From where I sat in the bedroom, I heard the familiar sound of my daughter climbing the stairs. Pat Pat. Pat Pat. Bare feet on wood, one at a time, turning the corner at the landing to the second floor hall.
“Mommy, how do you spell ‘black hole?'” she asked.
“B.L.A.C.K. H.O.L.E,” I told her without looking up. We’d been through this routine before. She turned around and before long I heard the Pat Pat-ing all over again.
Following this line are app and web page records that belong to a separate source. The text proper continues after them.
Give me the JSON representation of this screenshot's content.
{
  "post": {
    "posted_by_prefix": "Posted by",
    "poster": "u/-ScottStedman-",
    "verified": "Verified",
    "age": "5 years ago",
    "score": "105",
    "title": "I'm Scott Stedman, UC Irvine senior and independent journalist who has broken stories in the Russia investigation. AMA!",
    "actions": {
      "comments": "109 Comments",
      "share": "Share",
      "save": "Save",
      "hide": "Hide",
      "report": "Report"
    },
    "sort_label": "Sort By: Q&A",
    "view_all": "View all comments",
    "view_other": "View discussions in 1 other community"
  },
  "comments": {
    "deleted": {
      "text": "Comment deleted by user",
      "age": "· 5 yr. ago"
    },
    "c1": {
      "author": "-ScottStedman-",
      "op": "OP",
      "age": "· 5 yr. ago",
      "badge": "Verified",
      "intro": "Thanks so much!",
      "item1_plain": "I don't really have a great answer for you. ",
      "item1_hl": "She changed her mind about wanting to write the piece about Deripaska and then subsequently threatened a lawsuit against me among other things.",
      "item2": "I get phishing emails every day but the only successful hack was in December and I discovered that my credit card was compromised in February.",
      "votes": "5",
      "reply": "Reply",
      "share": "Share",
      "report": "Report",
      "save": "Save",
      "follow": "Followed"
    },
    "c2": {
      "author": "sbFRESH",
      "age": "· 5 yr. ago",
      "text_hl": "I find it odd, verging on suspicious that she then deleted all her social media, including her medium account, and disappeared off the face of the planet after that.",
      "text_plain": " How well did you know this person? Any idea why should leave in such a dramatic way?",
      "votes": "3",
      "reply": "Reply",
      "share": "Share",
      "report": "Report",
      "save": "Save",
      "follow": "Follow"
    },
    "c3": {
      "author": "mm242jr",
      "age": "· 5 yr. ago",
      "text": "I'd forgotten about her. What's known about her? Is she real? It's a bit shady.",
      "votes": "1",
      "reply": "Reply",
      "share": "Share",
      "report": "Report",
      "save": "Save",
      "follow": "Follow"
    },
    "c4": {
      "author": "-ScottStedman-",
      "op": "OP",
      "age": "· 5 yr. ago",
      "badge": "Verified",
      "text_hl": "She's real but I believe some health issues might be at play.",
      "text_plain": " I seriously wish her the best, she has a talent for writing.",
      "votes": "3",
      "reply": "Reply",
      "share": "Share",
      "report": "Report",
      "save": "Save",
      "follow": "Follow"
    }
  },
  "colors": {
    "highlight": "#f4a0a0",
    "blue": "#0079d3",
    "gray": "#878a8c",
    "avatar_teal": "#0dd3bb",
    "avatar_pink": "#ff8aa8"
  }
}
Downstairs, my 5-year0old played an iPad App that required him to spell things to move forward in his game. If he encountered a river, for example, he’d have to spell “Boat” to cross over to the other side. My daughter was doing his bidding, the dirty work of a little sister, and by the time she made it to her brother’s side she’d jumbled the letters together in her mind.
“B.A.C.K.” I heard her begin. I imagined a back hoe appearing on the screen, doing nothing whatsoever to keep the meteors at bay.
At three, she’s not the most trustworthy reporter, rarely getting her facts straight and often exaggerating claims.
“If you don’t give me juice right now I might die.”
“He is the worst brother EVER and I’m never playing blocks with him again!”
Still, she’s entertaining to have around. She’s always good for a hug. And she can often be convinced to pitch in when she’s needed.
The funny thing about 3-year-olds is this: they’re just little people will life-sized personalities. The big kids they’ll one day become are already in there, and so are the teenagers, the college kids, the adults. I’ve seen this happen already with my older two— the baby that slips away a little bit each day.
Soon she’ll refuse to do her big brother’s dirty work. She’ll grow wise to his game. For now she feels helpful. Like she has a job, a purpose.
There’ll come a day when I’ll no longer hear that familiar Pat Pat up the stairs. For now I’ll cherish each one that I hear, bare feet on wood, taking it one step at a time.
More by Mary Lauren
Mary Lauren Weimer is a social worker turned mother turned writer. Her blog, My 3 Little Birds, encourages moms to put down the baby books for a moment and tell their own stories. Connect with her on Facebook and Twitter.